Hacker News new | comments | show | ask | jobs | submit login

> 'why do I need it?'

For the same reasons you need any programming language—to write useful software in!

> Currently I am learning Java…and Ruby

These are both good ideas. Java is widely used, reliable, and well tested for developing large applications. Ruby is simply a lot of fun to use, and one of the things you’ll discover while using Ruby is that it places a lot of functional programming idioms in an object-oriented context.

The issue with many popular languages is that they fall into much the same paradigm, namely imperative and either procedural or object-oriented, with some functional features borrowed for working with lists. It’s worthwhile to see that not all languages are like this, and learning a new language is not just about new syntax and APIs.

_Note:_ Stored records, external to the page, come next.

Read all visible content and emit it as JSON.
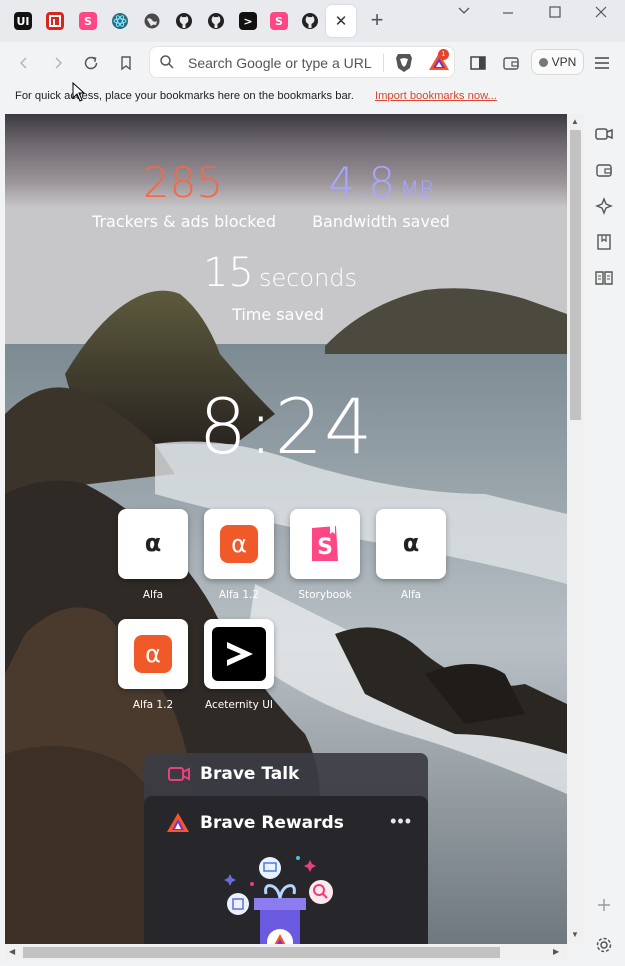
{
  "tabs": [
    {
      "name": "aceternity-ui",
      "glyph": "UI",
      "bg": "#111111"
    },
    {
      "name": "red-box",
      "glyph": "Π",
      "bg": "#d9261c"
    },
    {
      "name": "storybook",
      "glyph": "S",
      "bg": "#ff4785"
    },
    {
      "name": "react",
      "glyph": "⚛",
      "bg": "#e9eaee"
    },
    {
      "name": "globe",
      "glyph": "◍",
      "bg": "#e9eaee"
    },
    {
      "name": "github",
      "glyph": "●",
      "bg": "#e9eaee"
    },
    {
      "name": "github",
      "glyph": "●",
      "bg": "#e9eaee"
    },
    {
      "name": "aceternity",
      "glyph": ">",
      "bg": "#111111"
    },
    {
      "name": "storybook",
      "glyph": "S",
      "bg": "#ff4785"
    },
    {
      "name": "github",
      "glyph": "●",
      "bg": "#e9eaee"
    }
  ],
  "active_tab_close": "✕",
  "new_tab": "+",
  "window": {
    "minimize": "⌄",
    "restore": "—",
    "maximize": "☐",
    "close": "✕"
  },
  "toolbar": {
    "search_placeholder": "Search Google or type a URL",
    "rewards_badge": "1",
    "vpn_label": "VPN"
  },
  "bookmarks_bar": {
    "text": "For quick access, place your bookmarks here on the bookmarks bar.",
    "link": "Import bookmarks now..."
  },
  "stats": {
    "trackers_value": "285",
    "trackers_label": "Trackers & ads blocked",
    "bandwidth_value": "4.8",
    "bandwidth_unit": "MB",
    "bandwidth_label": "Bandwidth saved",
    "time_value": "15",
    "time_unit": "seconds",
    "time_label": "Time saved"
  },
  "clock": "8:24",
  "top_sites": [
    {
      "label": "Alfa",
      "icon": "alpha-dark"
    },
    {
      "label": "Alfa 1.2",
      "icon": "alpha-orange"
    },
    {
      "label": "Storybook",
      "icon": "storybook"
    },
    {
      "label": "Alfa",
      "icon": "alpha-dark"
    },
    {
      "label": "Alfa 1.2",
      "icon": "alpha-orange"
    },
    {
      "label": "Aceternity UI",
      "icon": "aceternity"
    }
  ],
  "widgets": {
    "talk_title": "Brave Talk",
    "rewards_title": "Brave Rewards",
    "rewards_menu": "•••"
  },
  "colors": {
    "trackers": "#ef6a4b",
    "bandwidth": "#a9a6ff",
    "accent_link": "#d9462f",
    "brave_orange": "#fb542b"
  }
}
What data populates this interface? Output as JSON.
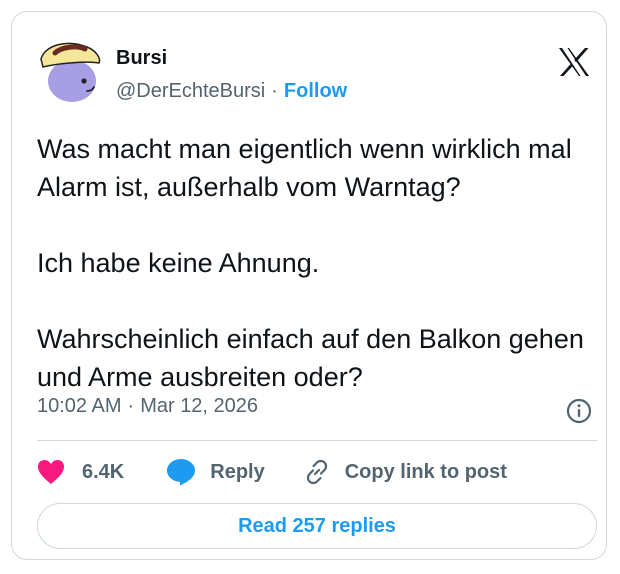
{
  "author": {
    "name": "Bursi",
    "handle": "@DerEchteBursi",
    "separator": "·",
    "follow_label": "Follow"
  },
  "logo_icon": "x-logo-icon",
  "tweet": {
    "paragraphs": [
      "Was macht man eigentlich wenn wirklich mal Alarm ist, außerhalb vom Warntag?",
      "Ich habe keine Ahnung.",
      "Wahrscheinlich einfach auf den Balkon gehen und Arme ausbreiten oder?"
    ],
    "time": "10:02 AM",
    "separator": "·",
    "date": "Mar 12, 2026",
    "info_icon": "info-icon"
  },
  "actions": {
    "like_count": "6.4K",
    "reply_label": "Reply",
    "copy_link_label": "Copy link to post"
  },
  "read_replies_label": "Read 257 replies",
  "colors": {
    "accent": "#1d9bf0",
    "like": "#f91880",
    "text": "#0f1419",
    "secondary": "#536471",
    "border": "#cfd9de"
  }
}
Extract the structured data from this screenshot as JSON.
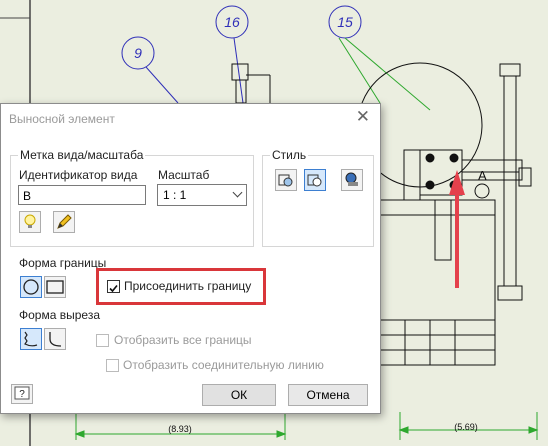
{
  "drawing": {
    "balloons": [
      "9",
      "16",
      "15"
    ],
    "dim_left": "(8.93)",
    "dim_right": "(5.69)",
    "detail_letter": "A"
  },
  "dialog": {
    "title": "Выносной элемент",
    "view_label_group": "Метка вида/масштаба",
    "view_id_label": "Идентификатор вида",
    "view_id_value": "В",
    "scale_label": "Масштаб",
    "scale_value": "1 : 1",
    "style_group": "Стиль",
    "boundary_shape_label": "Форма границы",
    "attach_boundary_label": "Присоединить границу",
    "attach_boundary_checked": true,
    "cutout_shape_label": "Форма выреза",
    "show_all_boundaries_label": "Отобразить все границы",
    "show_connection_line_label": "Отобразить соединительную линию",
    "ok_label": "ОК",
    "cancel_label": "Отмена"
  },
  "colors": {
    "balloon": "#2f2fb8",
    "leader_green": "#2ea82e",
    "highlight_red": "#d9363a",
    "arrow_red": "#e4414c"
  }
}
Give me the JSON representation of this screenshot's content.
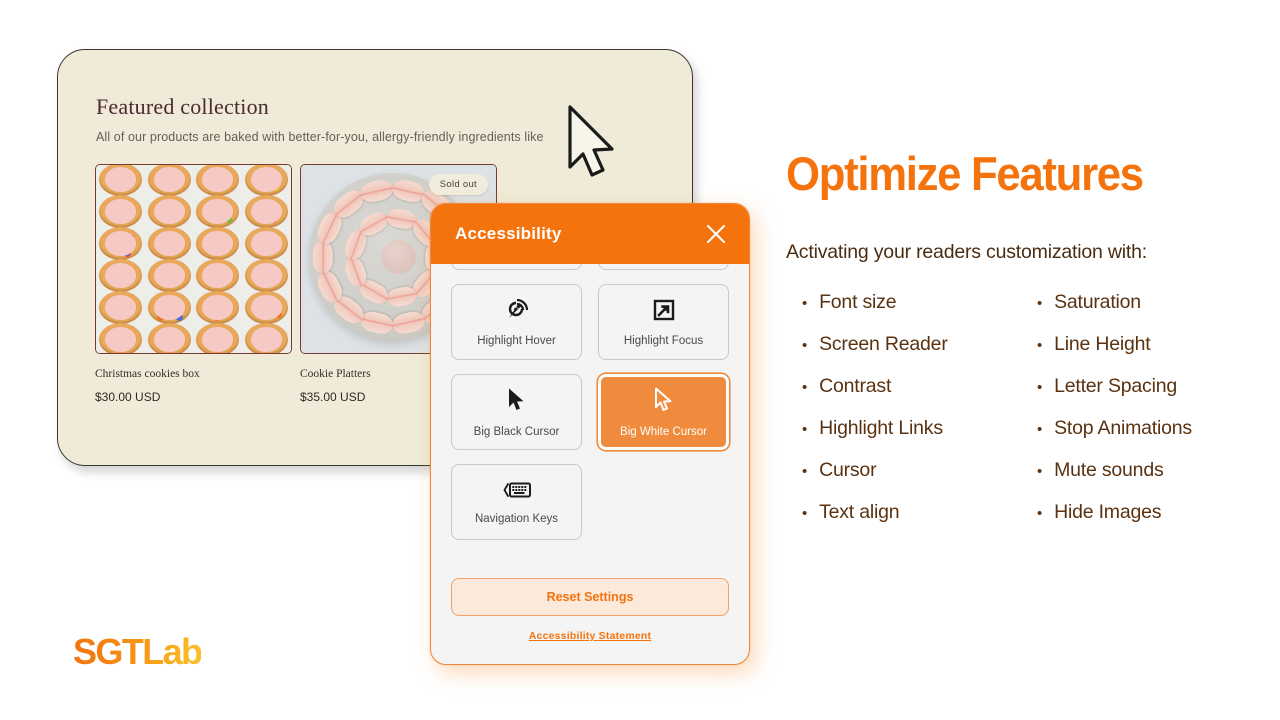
{
  "storefront": {
    "heading": "Featured collection",
    "subheading": "All of our products are baked with better-for-you, allergy-friendly ingredients like",
    "products": [
      {
        "name": "Christmas cookies box",
        "price": "$30.00 USD",
        "badge": ""
      },
      {
        "name": "Cookie Platters",
        "price": "$35.00 USD",
        "badge": "Sold out"
      }
    ],
    "cursor_icon": "big-white-cursor"
  },
  "accessibility_panel": {
    "title": "Accessibility",
    "close_icon": "close-icon",
    "tiles": [
      {
        "label": "Highlight Hover",
        "icon": "highlight-hover-icon",
        "selected": false
      },
      {
        "label": "Highlight Focus",
        "icon": "highlight-focus-icon",
        "selected": false
      },
      {
        "label": "Big Black Cursor",
        "icon": "black-cursor-icon",
        "selected": false
      },
      {
        "label": "Big White Cursor",
        "icon": "white-cursor-icon",
        "selected": true
      },
      {
        "label": "Navigation Keys",
        "icon": "keyboard-icon",
        "selected": false
      }
    ],
    "reset_label": "Reset Settings",
    "statement_label": "Accessibility Statement",
    "accent_color": "#F4730D",
    "selected_color": "#F08A3C"
  },
  "content": {
    "headline": "Optimize Features",
    "lead": "Activating your readers customization with:",
    "features_left": [
      "Font size",
      "Screen Reader",
      "Contrast",
      "Highlight Links",
      "Cursor",
      "Text align"
    ],
    "features_right": [
      "Saturation",
      "Line Height",
      "Letter Spacing",
      "Stop Animations",
      "Mute sounds",
      "Hide Images"
    ],
    "bullet_glyph": "•"
  },
  "brand": {
    "logo_text": "SGTLab"
  }
}
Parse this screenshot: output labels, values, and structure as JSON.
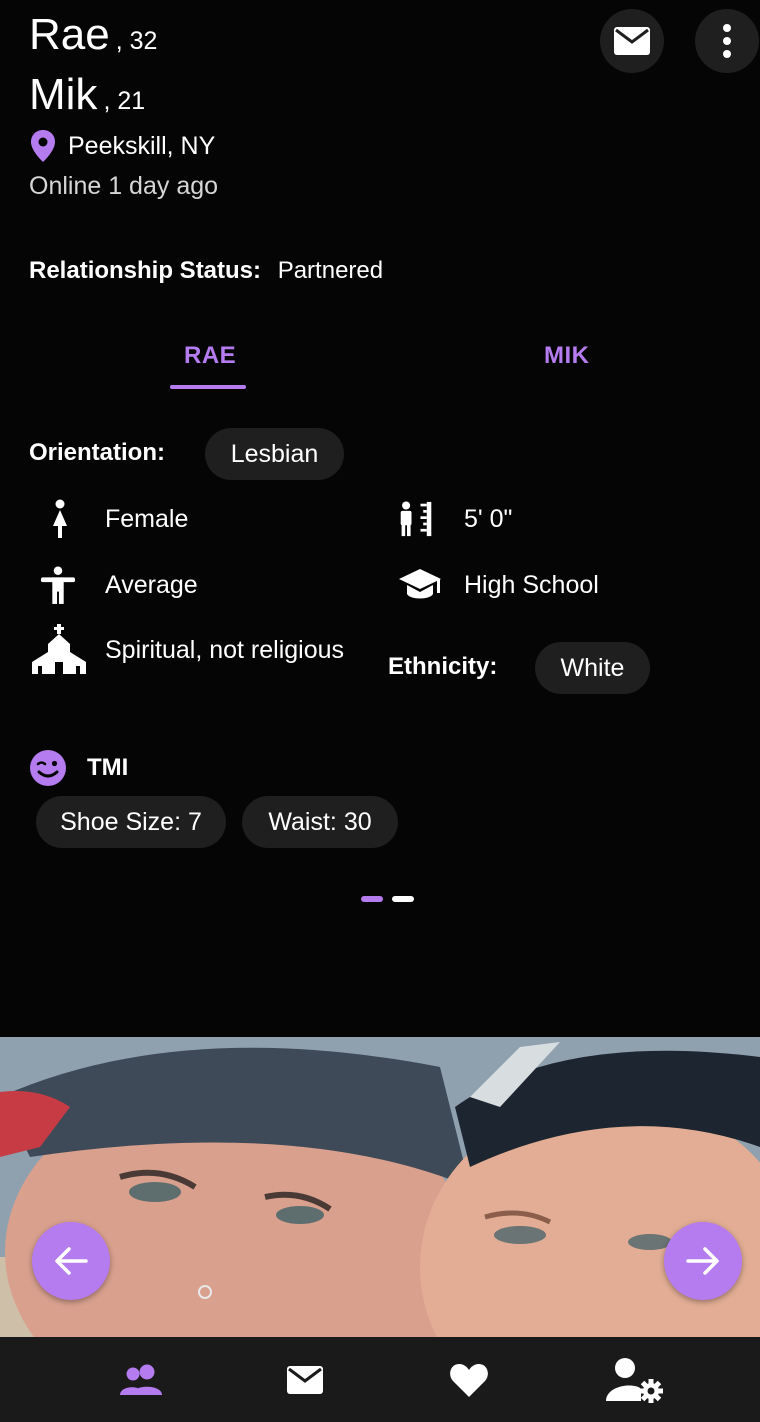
{
  "profile": {
    "person1": {
      "name": "Rae",
      "age": ", 32"
    },
    "person2": {
      "name": "Mik",
      "age": ", 21"
    },
    "location": "Peekskill, NY",
    "online": "Online 1 day ago",
    "relationship_label": "Relationship Status:",
    "relationship_value": "Partnered"
  },
  "tabs": [
    {
      "label": "RAE",
      "active": true
    },
    {
      "label": "MIK",
      "active": false
    }
  ],
  "details": {
    "orientation_label": "Orientation:",
    "orientation_value": "Lesbian",
    "gender": "Female",
    "height": "5' 0\"",
    "body_type": "Average",
    "education": "High School",
    "religion": "Spiritual, not religious",
    "ethnicity_label": "Ethnicity:",
    "ethnicity_value": "White"
  },
  "tmi": {
    "label": "TMI",
    "chips": [
      "Shoe Size: 7",
      "Waist: 30"
    ]
  },
  "pager": {
    "count": 2,
    "active_index": 0
  },
  "colors": {
    "accent": "#b57cf0",
    "background": "#050505",
    "chip": "#1f1f1f",
    "bottom_bar": "#1a1a1a"
  },
  "icons": {
    "header": [
      "mail-icon",
      "more-vert-icon"
    ],
    "bottom_nav": [
      "people-icon",
      "mail-icon",
      "heart-icon",
      "account-settings-icon"
    ]
  }
}
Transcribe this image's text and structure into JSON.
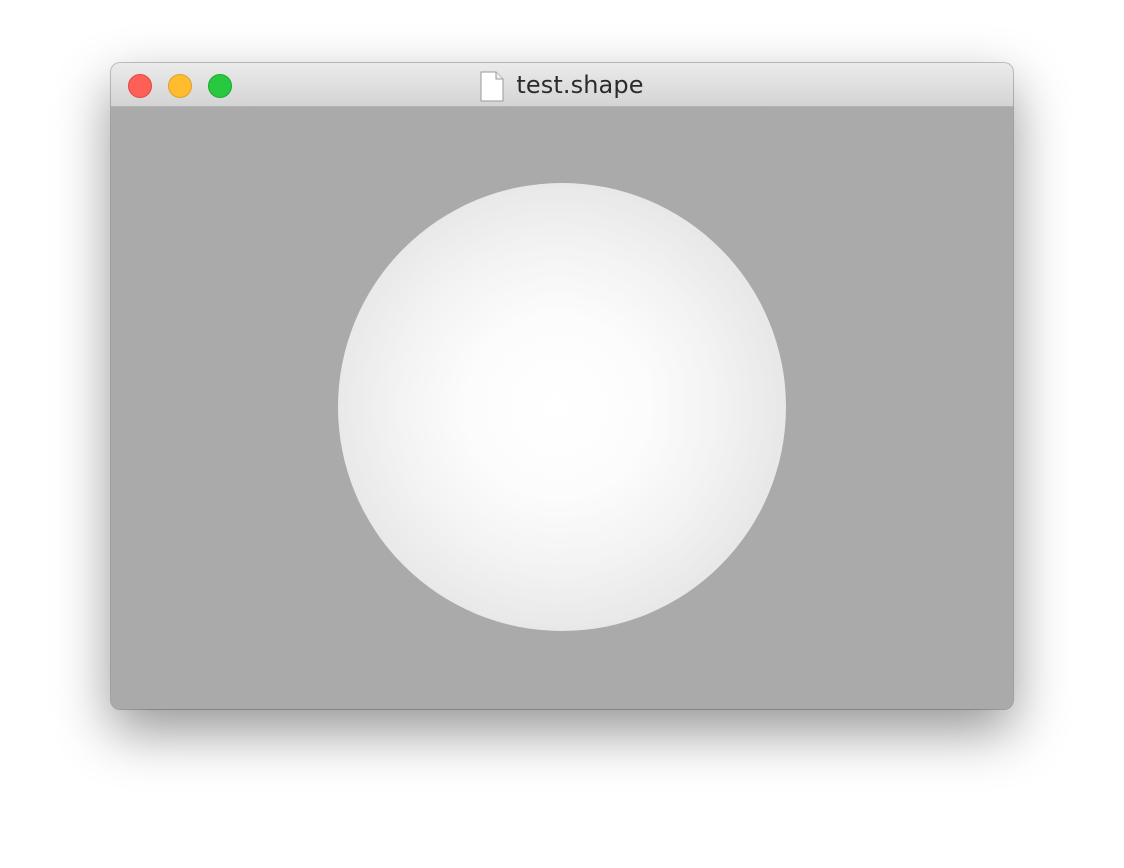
{
  "window": {
    "title": "test.shape",
    "document_icon": "document-icon"
  },
  "controls": {
    "close": {
      "icon": "close-icon",
      "color": "#ff5f57",
      "border": "#e2463f"
    },
    "minimize": {
      "icon": "minimize-icon",
      "color": "#febc2e",
      "border": "#dea123"
    },
    "zoom": {
      "icon": "zoom-icon",
      "color": "#28c840",
      "border": "#1aab29"
    }
  },
  "viewport": {
    "background": "#aaaaaa",
    "object": "sphere",
    "object_color": "#ffffff"
  }
}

> but what about Haskell? I am genuinely curious what Haskell can offer.

Haskell will teach you to think about structuring your program in terms of simple data and transformations on that data. Object-oriented programming is about coupling data with behaviour, whereas a big part of learning Haskell is learning how to recognise high-level patterns in data structures and functions separately. In doing so, you can avoid the work of reimplementing common operations yourself.

You begin to say, oh, this is a data structure I can map a function over; I’d better make it an instance of Functor. And hey, I could use this data structure to represent this kind of computation, maybe it should be an Applicative and a Monad so I get some nice syntax for dealing with it. This function has a type signature that looks an awful lot like that other type signature—I wonder if I could implement one in terms of the other? And so on.

The type system and succinct syntax also make it very easy to create new data types, and you learn how this can help avoid bugs—don’t use a Boolean here, use an enumeration with two values; then you can’t mess up. Java discourages this by requiring more syntactic effort to create a new datatype.

A useful and oft-cited example of this is in the context of web frameworks: if you have separate data types for strings and HTML, that one simple thing eliminates a whole class of injection attacks. If you represent your links in the type system, then you can statically ensure that your site does not have any broken links. Simply put, quite a lot of bad things can be caught at compile time if you have a type system expressive enough to talk about them.

> I have yet to come across any notable project written with it.

There are more notable projects out there, but here’s my self-promotion. At my old job[1] I maintained a compiler for ActionScript 3 in Haskell, as well as a build system that coordinated the compiler and other build tools to convert Flash games to iOS and Android applications.

Haskell is excellent at manipulating data structures—if that sounds ridiculously general, that’s because it is. The compiler is very nearly feature complete and, even with a certain amount of technical debt, was an order of magnitude smaller and easier to refactor than it would have been in an imperative language.

So there you go. From a recovering professional Haskeller, why you should learn Haskell. And, for that matter, the answer to “should I learn this language?” is always “yes”; but some languages should be higher on your list than others. ;)

[1]: http://spaceport.io/

Guidelines | FAQ | Support | API | Security | Lists | Bookmarklet | DMCA | Apply to YC | Contact